Auditor Finds Problems with Agency of Commerce’s Management of COVID Business Grants

Comments closed
Posted on June 30, 2022 in News

We all remember March 2020. The threat COVID-19 posed to Vermont was grave, and the state was largely shut down for months to save lives.
Throughout the state many businesses were told they had to close, while others were asked to dramatically curtail their activities. With so much fear and uncertainty in the air, plus the real economic impacts, many business owners wondered whether their businesses would survive the pandemic.
Like many states, Vermont used a significant amount of federal money to help businesses weather the worst early months of the pandemic. One of the primary ways it did so was through the Economic Recovery Grant (ERG) program. In total, the Agency of Commerce and Community Development (ACCD) disbursed $117 million to 2,278 businesses through the ERG program.

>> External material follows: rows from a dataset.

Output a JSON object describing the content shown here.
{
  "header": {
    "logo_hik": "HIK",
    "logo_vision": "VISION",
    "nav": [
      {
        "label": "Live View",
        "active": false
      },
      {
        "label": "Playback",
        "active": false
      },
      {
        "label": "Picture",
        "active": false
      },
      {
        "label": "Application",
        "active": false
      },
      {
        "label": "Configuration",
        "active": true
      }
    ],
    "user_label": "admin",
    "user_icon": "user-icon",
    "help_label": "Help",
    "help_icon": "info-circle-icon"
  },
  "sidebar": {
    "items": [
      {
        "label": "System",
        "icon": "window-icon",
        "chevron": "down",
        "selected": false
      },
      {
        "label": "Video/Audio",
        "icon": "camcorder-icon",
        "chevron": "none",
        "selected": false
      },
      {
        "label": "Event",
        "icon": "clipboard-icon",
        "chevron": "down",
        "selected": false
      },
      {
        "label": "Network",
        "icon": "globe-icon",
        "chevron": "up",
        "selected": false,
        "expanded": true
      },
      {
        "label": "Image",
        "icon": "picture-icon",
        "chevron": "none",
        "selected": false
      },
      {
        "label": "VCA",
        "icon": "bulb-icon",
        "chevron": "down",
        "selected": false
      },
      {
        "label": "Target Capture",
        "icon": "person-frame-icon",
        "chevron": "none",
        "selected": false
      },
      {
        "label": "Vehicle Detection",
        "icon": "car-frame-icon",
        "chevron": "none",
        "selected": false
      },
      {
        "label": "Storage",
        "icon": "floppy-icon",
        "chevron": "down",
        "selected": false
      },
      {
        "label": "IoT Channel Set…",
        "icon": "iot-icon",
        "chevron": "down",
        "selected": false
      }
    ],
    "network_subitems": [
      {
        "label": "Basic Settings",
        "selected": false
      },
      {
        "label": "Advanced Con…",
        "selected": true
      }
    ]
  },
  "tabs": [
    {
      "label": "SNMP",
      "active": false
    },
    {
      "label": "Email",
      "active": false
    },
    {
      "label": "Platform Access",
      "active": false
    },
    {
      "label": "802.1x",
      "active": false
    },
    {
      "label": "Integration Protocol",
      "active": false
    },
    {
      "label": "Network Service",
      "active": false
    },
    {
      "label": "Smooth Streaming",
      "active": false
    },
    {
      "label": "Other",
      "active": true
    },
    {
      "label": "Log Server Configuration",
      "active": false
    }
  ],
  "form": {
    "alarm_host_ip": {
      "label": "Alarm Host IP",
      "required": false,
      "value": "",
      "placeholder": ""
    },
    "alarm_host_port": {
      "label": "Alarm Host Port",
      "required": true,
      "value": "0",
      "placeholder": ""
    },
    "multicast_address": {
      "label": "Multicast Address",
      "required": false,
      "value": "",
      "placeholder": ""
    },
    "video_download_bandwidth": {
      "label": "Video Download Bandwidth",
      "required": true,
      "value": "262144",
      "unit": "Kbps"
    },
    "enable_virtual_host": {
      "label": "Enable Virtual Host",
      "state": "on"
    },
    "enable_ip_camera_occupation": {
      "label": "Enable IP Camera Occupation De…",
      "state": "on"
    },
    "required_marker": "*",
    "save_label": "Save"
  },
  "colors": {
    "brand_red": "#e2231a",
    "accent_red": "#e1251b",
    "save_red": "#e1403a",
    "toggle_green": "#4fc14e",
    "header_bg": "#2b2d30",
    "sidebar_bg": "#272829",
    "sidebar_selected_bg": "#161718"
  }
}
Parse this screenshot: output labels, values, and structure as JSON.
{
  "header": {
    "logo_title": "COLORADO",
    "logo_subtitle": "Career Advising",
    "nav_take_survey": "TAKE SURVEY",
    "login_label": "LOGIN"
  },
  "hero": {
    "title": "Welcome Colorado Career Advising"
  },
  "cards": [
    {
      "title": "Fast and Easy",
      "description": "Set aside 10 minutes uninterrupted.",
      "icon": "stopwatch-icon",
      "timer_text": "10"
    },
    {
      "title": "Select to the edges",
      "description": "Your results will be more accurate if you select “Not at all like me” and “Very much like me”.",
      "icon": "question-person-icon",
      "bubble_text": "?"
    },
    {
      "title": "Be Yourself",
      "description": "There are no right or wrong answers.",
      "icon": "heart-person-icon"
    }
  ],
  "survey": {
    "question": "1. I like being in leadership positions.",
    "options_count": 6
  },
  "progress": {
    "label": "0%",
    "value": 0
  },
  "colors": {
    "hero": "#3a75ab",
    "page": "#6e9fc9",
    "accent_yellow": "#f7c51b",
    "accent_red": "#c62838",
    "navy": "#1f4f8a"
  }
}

This week my office released an audit of ACCD’s administration of the ERG program. The audit is not about whether Vermont was right to do so – that’s a decision made by the Legislature and the Governor. Instead, our audit was focused on determining whether ACCD awarded funds only to eligible businesses, awarded grant amounts that were appropriately sized and well-targeted, and took steps to protect Vermont taxpayers.

What did we find? The most troubling finding to me is a program design flaw that ACCD should have addressed, but did not, once alerted to it by the State’s COVID-19 Financial Office (CFO) in September 2020. The CFO, which was established to make sure federal COVID relief funds were being spent properly, required ACCD to ensure awards did not exceed businesses’ losses incurred due to COVID-19 business interruptions, because award amounts above a business’s revenue loss may have to be repaid by Vermont taxpayers. We reviewed detailed records for a sample of businesses and found that less than half demonstrated revenue losses that justified the award amount. More than a year after being informed of this flaw, ACCD has not provided any evidence that they have taken steps to address the issue.

Also, in order to evaluate whether ERG funds were targeted effectively, the audit compared the method ACCD developed to calculate a business’s “need” – using revenue loss – to an option that ACCD considered but rejected, based on changes in the businesses’ adjusted net operating income, which is a measure of profitability.
The audit found that ACCD’s use of revenue loss to assess financial harm was not cost-effective for most of the 57 businesses we reviewed and resulted in a total estimated need that was much higher than what we calculated using net operating income. Under ACCD’s method, the total estimated need for the 57 businesses was $130.3 million. Under the alternative method, it was only $14.7 million. That’s 90 percent less.
The audit also found that fully two-thirds of the businesses in our sample were more profitable in 2020 than in 2019 thanks in part to ERG grants. To the extent funds went to businesses that remained profitable or were able to reduce their exposure to COVID-related profitability losses, that money was not available to businesses at risk of failure.

My staff auditors have made a series of recommendations to protect taxpayers and improve program design in the future.

I’m disappointed that ACCD’s official response to the audit findings was limited to defending the establishment of the ERG grant, which was not in question, rather than remedying the awards to ineligible businesses, investigating award amounts in excess of what is allowed by federal law, and complying with the COVID-19 Financial Office’s directive to safeguard Vermont taxpayers.


This post was written by
Comments are closed.
© 2023 Doug Hoffer For Vermont State Auditor :
Twitter Facebook